"Rugged individualism" is a phrase used by President Herbert Hoover to explain his idea that individual effort, rather than government intervention, would help people. He used this phrase during the penultimate speech of his presidential campaign in 1928 to convey his belief that Americans should rely on themselves rather than the government. After the Great Depression began in 1929, he started the largest public works project in the country up until that time to put people back to work, but it was not extensive enough to help most Americans. He continued to put his faith in volunteers and private organizations, rather than in the government, to help jobless Americans during the Great Depression.

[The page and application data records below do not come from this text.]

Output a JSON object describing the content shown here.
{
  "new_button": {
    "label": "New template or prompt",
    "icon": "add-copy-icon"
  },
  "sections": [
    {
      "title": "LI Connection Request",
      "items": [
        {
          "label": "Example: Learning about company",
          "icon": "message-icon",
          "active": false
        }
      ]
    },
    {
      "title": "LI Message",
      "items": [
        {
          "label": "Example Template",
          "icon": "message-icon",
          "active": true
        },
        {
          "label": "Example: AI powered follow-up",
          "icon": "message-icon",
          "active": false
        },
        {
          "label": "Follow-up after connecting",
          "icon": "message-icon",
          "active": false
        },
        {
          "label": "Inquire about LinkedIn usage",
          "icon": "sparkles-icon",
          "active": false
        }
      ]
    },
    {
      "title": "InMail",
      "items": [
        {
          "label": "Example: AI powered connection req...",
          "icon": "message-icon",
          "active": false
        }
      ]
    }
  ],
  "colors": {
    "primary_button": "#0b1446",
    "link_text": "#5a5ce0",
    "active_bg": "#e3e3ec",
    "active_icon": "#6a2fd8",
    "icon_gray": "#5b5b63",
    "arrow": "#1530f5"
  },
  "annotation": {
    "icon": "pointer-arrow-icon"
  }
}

It could be argued that during the Great Depression, only the New Deal could really help the U.S. economy get on track again. Under President Franklin D. Roosevelt, the New Deal helped provide relief to a broad group of Americans, it helped the economy recover (to some degree), and it helped reform the economy to prevent depressions of that magnitude from reoccurring. Roosevelt started an "alphabet soup" of federal agencies, such as the NRA (National Recovery Administration), CWA (Civil Works Administration), and others to provide the relief that Americans needed and to give them hope in a desperate time. However, only the defense industry related to the outbreak of World War II pulled the U.S. out of the Great Depression by about 1940.